  A: That's the most common question people ask, and my least favorite question. I think it's like asking a chemist "What's your favorite element?" After all, it's just data. But the real answer may be found on page 575 in Volume 2 of the second edition of my Encyclopedia of Urban Legends.  
  Q: Has the Internet had an impact on urban legends?  
  A: Definitely. In fact, I maintain that e-mail and website transmission of ULs has surpassed the oral tradition. I call it "The Vanishing Urban Legend" and have been giving talks along this line at folklore conferences for several years. (Not all folklorists agree with me.) The Internet is a wonderful medium for spreading, studying, collecting, and discussing urban legends, although you simply cannot believe everything you find there. As in daily life and conversation (including talk shows) anyone can say just about anything he or she wants on the Internet. Internet transmission of ULs is very fast and spans the globe, but really that is not nearly as interesting to me, as a folklorist, as was the oral spread of tradition and the resulting variations. Or is this just an excuse for me to do less research and more fly fishing and skiing??  
  Q: Are you the only expert on urban legends?  
  A: Not by a long shot. All modern folklorists are aware of them, and quite a few others make it their speciality. I'm just the folklorist who has written the most about urban legends in books for the ordinary reader, not just for students or other scholars. The International Society for Contemporary Legend Research (ISCLR) is the main group holding conferences and publishing material about urban legends. The website at snopes.com is the main meeting place for all students of urban legends, whether trained scholars or devoted fans.  
  Q: What do you consider your most important book on urban legends?  
  A: My Encyclopedia of Urban Legends, in its second updated and expanded edition. This two-volume reference work is found in many university and college libraries as well as some large public libraries. I hope that it will eventually be published in an affordable paperback edition, as was the first edition.  
  Q: Do you recommend any link to other sites?  
  The best of several urban legend websites is Snopes.com. Also see the entry "Internet Resources" in the second edition of my Encyclopedia of Urban Legends.  
  Q: What were your most recent books?  
  A: A paperback collection titled Be Afraid, Be Very Afraid: The Book of Scary Urban Legends was published by W. W. Norton in 2004. Beginning with a selection of precursors to our modern urban horror legends found in journalistic and literary sources, I chose examples of scary "true" stories right up to some circulated currently on the Internet. The second updated and expanded edition of my Encyclopedia of Urban Legends was published in 2012.  
  Q: Do you have any new books coming out?  

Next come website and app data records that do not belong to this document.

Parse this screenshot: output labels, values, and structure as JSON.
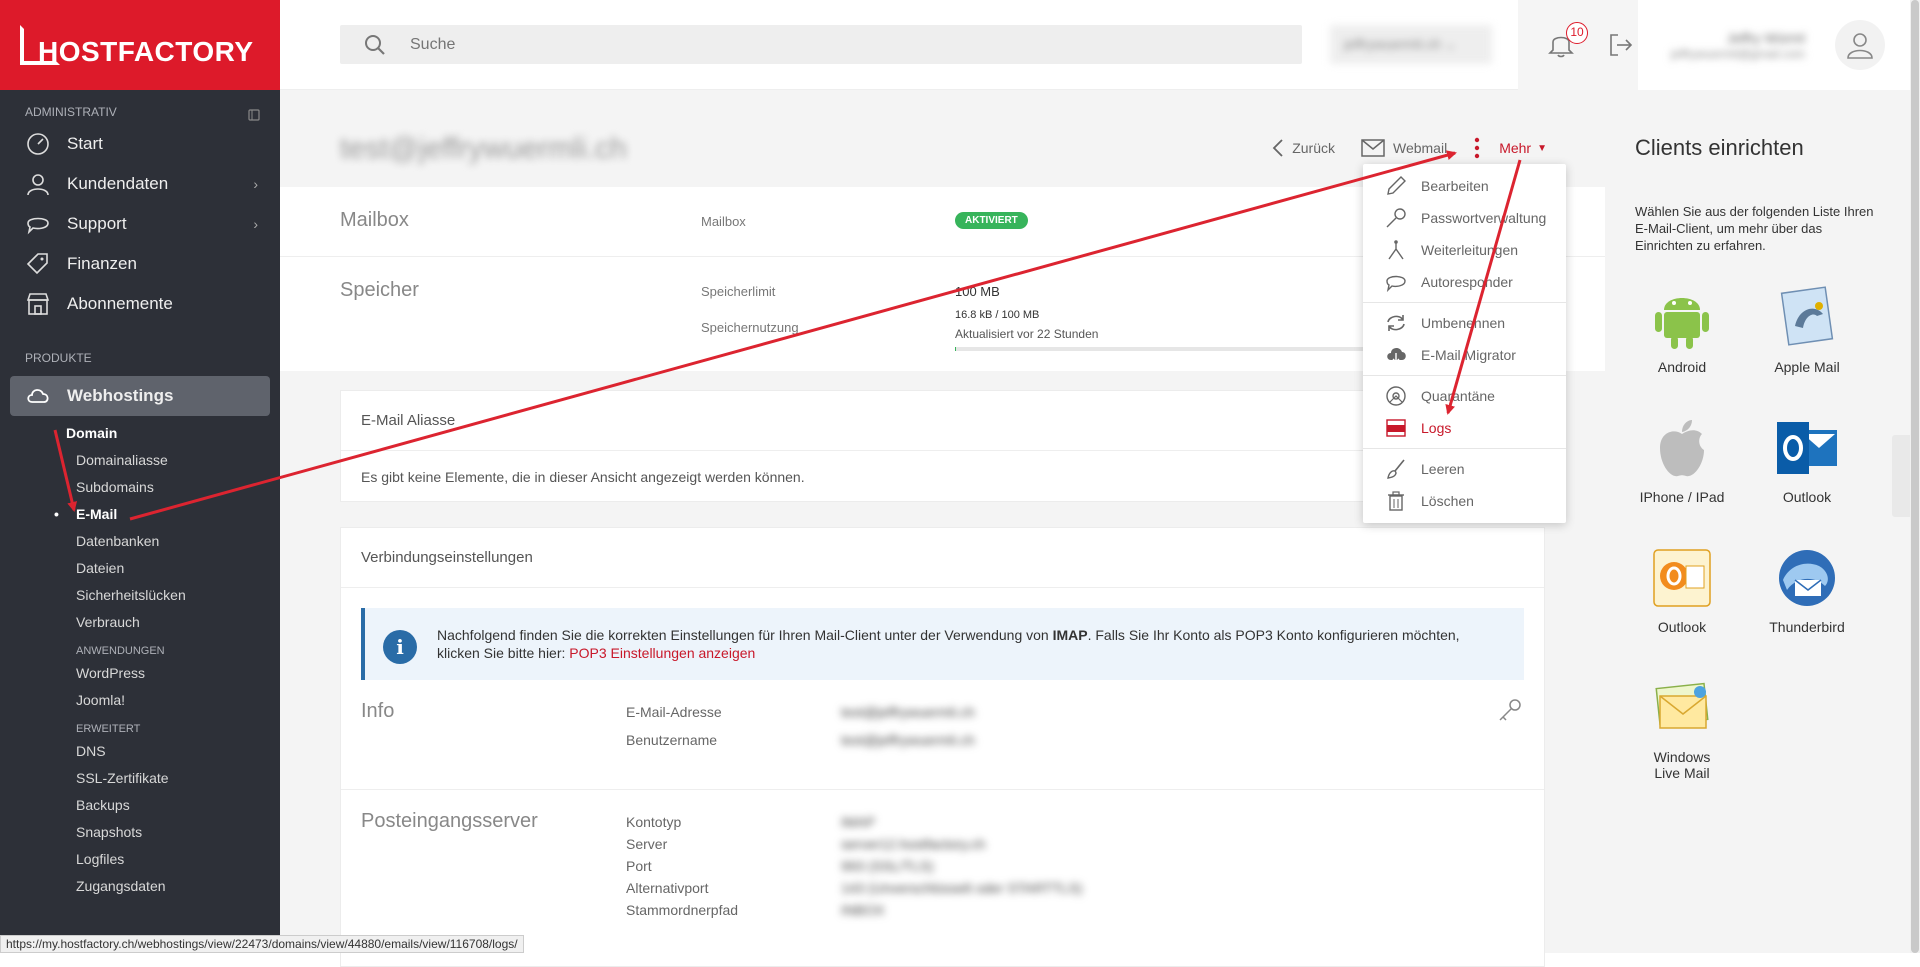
{
  "brand": {
    "name": "HOSTFACTORY"
  },
  "search": {
    "placeholder": "Suche"
  },
  "topbar": {
    "account_select": "jeffrywuermli.ch",
    "notification_count": "10",
    "user_name": "Jeffry Würml",
    "user_email": "jeffrywuermli@gmail.com"
  },
  "sidebar": {
    "section_admin": "ADMINISTRATIV",
    "items": [
      {
        "label": "Start",
        "icon": "speedometer-icon"
      },
      {
        "label": "Kundendaten",
        "icon": "user-icon"
      },
      {
        "label": "Support",
        "icon": "chat-icon"
      },
      {
        "label": "Finanzen",
        "icon": "tag-icon"
      },
      {
        "label": "Abonnemente",
        "icon": "store-icon"
      }
    ],
    "section_products": "PRODUKTE",
    "webhostings": "Webhostings",
    "domain": "Domain",
    "domain_subitems": [
      "Domainaliasse",
      "Subdomains",
      "E-Mail",
      "Datenbanken",
      "Dateien",
      "Sicherheitslücken",
      "Verbrauch"
    ],
    "section_apps": "ANWENDUNGEN",
    "apps": [
      "WordPress",
      "Joomla!"
    ],
    "section_extended": "ERWEITERT",
    "extended": [
      "DNS",
      "SSL-Zertifikate",
      "Backups",
      "Snapshots",
      "Logfiles",
      "Zugangsdaten"
    ]
  },
  "page": {
    "title": "test@jeffrywuermli.ch",
    "back": "Zurück",
    "webmail": "Webmail",
    "more": "Mehr"
  },
  "mailbox": {
    "section": "Mailbox",
    "label": "Mailbox",
    "status": "AKTIVIERT"
  },
  "storage": {
    "section": "Speicher",
    "limit_label": "Speicherlimit",
    "limit_value": "100 MB",
    "usage_label": "Speichernutzung",
    "usage_value": "16.8 kB / 100 MB",
    "usage_fraction": 0.000168,
    "updated": "Aktualisiert vor 22 Stunden"
  },
  "aliases": {
    "title": "E-Mail Aliasse",
    "empty": "Es gibt keine Elemente, die in dieser Ansicht angezeigt werden können."
  },
  "connection": {
    "title": "Verbindungseinstellungen",
    "info_pre": "Nachfolgend finden Sie die korrekten Einstellungen für Ihren Mail-Client unter der Verwendung von ",
    "info_bold": "IMAP",
    "info_post": ". Falls Sie Ihr Konto als POP3 Konto konfigurieren möchten, klicken Sie bitte hier: ",
    "info_link": "POP3 Einstellungen anzeigen",
    "info_section": "Info",
    "email_label": "E-Mail-Adresse",
    "email_value": "test@jeffrywuermli.ch",
    "user_label": "Benutzername",
    "user_value": "test@jeffrywuermli.ch",
    "incoming_section": "Posteingangsserver",
    "type_label": "Kontotyp",
    "type_value": "IMAP",
    "server_label": "Server",
    "server_value": "server12.hostfactory.ch",
    "port_label": "Port",
    "port_value": "993 (SSL/TLS)",
    "altport_label": "Alternativport",
    "altport_value": "143 (Unverschlüsselt oder STARTTLS)",
    "root_label": "Stammordnerpfad",
    "root_value": "INBOX"
  },
  "dropdown": [
    {
      "label": "Bearbeiten",
      "icon": "pencil-icon"
    },
    {
      "label": "Passwortverwaltung",
      "icon": "key-icon"
    },
    {
      "label": "Weiterleitungen",
      "icon": "fork-icon"
    },
    {
      "label": "Autoresponder",
      "icon": "speech-bubble-icon"
    },
    {
      "label": "Umbenennen",
      "icon": "refresh-icon"
    },
    {
      "label": "E-Mail Migrator",
      "icon": "cloud-icon"
    },
    {
      "label": "Quarantäne",
      "icon": "biohazard-icon"
    },
    {
      "label": "Logs",
      "icon": "log-icon"
    },
    {
      "label": "Leeren",
      "icon": "broom-icon"
    },
    {
      "label": "Löschen",
      "icon": "trash-icon"
    }
  ],
  "clients": {
    "title": "Clients einrichten",
    "description": "Wählen Sie aus der folgenden Liste Ihren E-Mail-Client, um mehr über das Einrichten zu erfahren.",
    "items": [
      "Android",
      "Apple Mail",
      "IPhone / IPad",
      "Outlook",
      "Outlook",
      "Thunderbird",
      "Windows Live Mail"
    ]
  },
  "statusbar": {
    "url": "https://my.hostfactory.ch/webhostings/view/22473/domains/view/44880/emails/view/116708/logs/"
  },
  "colors": {
    "brand_red": "#dd1a2a",
    "sidebar_bg": "#2d3038",
    "success_green": "#37b45b",
    "info_blue": "#2a6ca7"
  }
}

  A: I am working on an updating and expansion of Too Good to be True which should be published later in 2013 or early the next year.  
  Q: What's the story behind your book about Romanian house decoration?  
  A: On my first research trip to Romania in 1970-71 I reviewed how folklore is collected and studied there, and I published a survey article. Near the end of that year I became interested in the traditional house types seen in villages and in the open air ethnographic museums. I met an expert in that field who encouraged me to return and document the rich tradition of house decoration in rural Romania. After two more research trips and a couple of articles, I published the book depicted above in the "His books" section of this site. The book has only black and white illustrations, but if you click on the cover photo you will bring up a set of color photographs of the same houses as well as some shots of a much younger Jan Brunvand doing fieldwork. Incidentally, also in Romania I heard some unique urban legends. I incorporated some of these into the entry on Romania in my Encyclopedia of Urban Legends.  
  Dr. Brunvand's books are available at the major book stores worldwide near you, plus some large online stores including the following sites:  
  www.amazon.com   www.amazon.co.uk  
  www.barnesandnoble.com   www.wwnorton